Office of the Vice President for Global Communications

Monday, October 5, 2009

Prize-winning economist offers insights on current economic crisis

Paul Krugman, Nobel Prize-winning economist, New York Times columnist and Princeton University professor, offered a range of observations on the ongoing world economic crisis — some hopeful, some grim — to a packed Hill Auditorium on Friday.

“It does appear to have stabilized. It appears Armageddon has been put on hold,” Krugman said.

“As a citizen of the world I was quite horrified at what we were going through, but I’m less horrified than six months ago,” he said.

He said that while a globalized economy played a role in the crisis — “Everybody thought it was a great idea to deregulate banking all at the same time”— the idea that globalization seems to be surviving this crisis could be a positive sign, as it has not survived previous economic crises.

“We’re globalized whether we like it or not,” he said. “What comes next?”

Historically, Krugman said, national economies have recovered “by running big trade surpluses. There are no exceptions to this rule in modern times. That’s not available today. That’s not very encouraging.”

“We need to have some supervision of the whole thing (world economy),” he continued.

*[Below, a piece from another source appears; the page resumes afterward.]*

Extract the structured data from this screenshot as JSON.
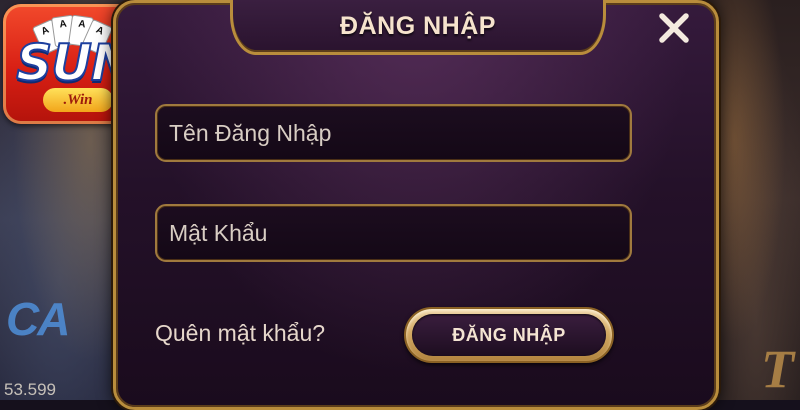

Krugman appeared as keynote speaker for a festschrift, a two-day economic conference, in honor of Alan Deardorff, associate dean at the Gerald R. Ford School of Public Policy.

Awarded the 2008 Nobel Memorial Prize in Economic Sciences, Krugman is a professor of economics and international affairs at Princeton University and a centenary professor at the London School of Economics.

In his New York Times column headlined “Mission Not Accomplished,” which also appeared Friday, Krugman wrote, “The conventional wisdom is that trying to help the economy now produces short-term gain at the expense of long-term pain. But … from the point of view of the nation as a whole that’s not at all how it works. The slump is doing long-term damage to our economy and society, and mitigating that slump will lead to a better future.”

Responding to questions from the audience, Krugman said that by mid-decade, “We were living in a very weird world (economically). In the United States we were selling each other homes paid for by borrowing from the Chinese.”

Krugman predicted the local manufacturing economy would recover to some degree. “I don’t know the fate of the auto industry. It’s going to be quite different,” he said.

On the issue of health care, Krugman said he’d prefer an “idealized version of Medicare for all,” but added other solutions could be viable.

“There’s a half a dozen ways to make this work,” he said. “We happen to be focused on none of those ways.”

Krugman’s appearance was sponsored by Ford School and the International Policy Center.